: the revised tax law sets a total cap of $750,000, ($250,000 less than the 2017 tax code allows) for both primary and secondary residences. This will not apply for already established mortgages, but only for new mortgages. Existing home loans will retain the current $1 million mortgage interest deduction limit.

Capital Gains Exemption:
for the sale of a primary home, there is now the exemption of gains of up to $250,000 for single filers and $500,000 for joint filers. This is applicable if homeowners lived in the homes for two of the last five years.

State and Local Tax Deduction:
deductions were expanded beyond property taxes to include income tax. However, the total was capped at $10,000. Practically speaking, in a higher-tax state like NY, that likely means you’ll pay more. This change will expire after 2025.

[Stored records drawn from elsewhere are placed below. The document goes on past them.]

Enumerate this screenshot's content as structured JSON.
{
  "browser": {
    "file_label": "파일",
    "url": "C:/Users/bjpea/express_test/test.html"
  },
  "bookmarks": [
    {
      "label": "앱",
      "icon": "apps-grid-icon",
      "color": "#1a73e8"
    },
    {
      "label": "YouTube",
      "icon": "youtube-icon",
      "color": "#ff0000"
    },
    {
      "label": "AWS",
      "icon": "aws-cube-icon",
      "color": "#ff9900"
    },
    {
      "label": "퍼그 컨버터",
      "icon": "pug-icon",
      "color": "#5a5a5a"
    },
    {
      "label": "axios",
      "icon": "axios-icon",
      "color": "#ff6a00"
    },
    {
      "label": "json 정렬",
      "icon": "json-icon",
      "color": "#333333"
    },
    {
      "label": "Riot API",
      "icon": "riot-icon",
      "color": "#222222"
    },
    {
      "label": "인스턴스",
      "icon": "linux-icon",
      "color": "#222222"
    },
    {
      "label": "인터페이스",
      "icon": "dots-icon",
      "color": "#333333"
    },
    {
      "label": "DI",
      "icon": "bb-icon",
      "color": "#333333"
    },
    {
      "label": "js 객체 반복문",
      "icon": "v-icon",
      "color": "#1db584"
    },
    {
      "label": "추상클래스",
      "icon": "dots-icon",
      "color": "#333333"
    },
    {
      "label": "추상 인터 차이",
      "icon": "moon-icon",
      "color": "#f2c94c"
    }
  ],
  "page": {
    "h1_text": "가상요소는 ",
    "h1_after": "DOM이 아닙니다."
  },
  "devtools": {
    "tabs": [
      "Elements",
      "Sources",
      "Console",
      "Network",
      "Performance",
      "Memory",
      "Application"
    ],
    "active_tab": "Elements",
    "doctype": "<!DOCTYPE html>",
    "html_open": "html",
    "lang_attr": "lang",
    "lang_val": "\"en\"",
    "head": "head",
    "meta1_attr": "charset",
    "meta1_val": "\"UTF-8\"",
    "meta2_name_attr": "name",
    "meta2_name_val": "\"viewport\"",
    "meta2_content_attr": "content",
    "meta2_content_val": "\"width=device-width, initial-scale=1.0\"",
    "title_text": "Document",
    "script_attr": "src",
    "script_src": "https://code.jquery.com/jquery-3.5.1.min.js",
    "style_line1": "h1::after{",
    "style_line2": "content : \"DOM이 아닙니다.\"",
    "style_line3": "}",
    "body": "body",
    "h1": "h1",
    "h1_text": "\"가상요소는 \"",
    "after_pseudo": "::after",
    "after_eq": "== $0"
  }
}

Standard Tax Deduction: The bill roughly doubles 2017’s standard deduction, so in all probability, many more people will end up taking it instead of itemizing the deductions. If you currently itemize, you may want to consider whether this is still the best plan for you. This change would expire after 2025.

The tax law will go into effect for the 2018 tax year, meaning that the provisions take effect on January 1, 2018. Those provisions will typically affect your 2018 tax return, not your 2017 tax return that you’ll file beginning in 2018. You could see changes to your witholdings from your paycheck as early as January.

For further reading on the impact the bill may have on you as a homeowner:
Take this interactive survey.
Read this article about the impact on 8 American families.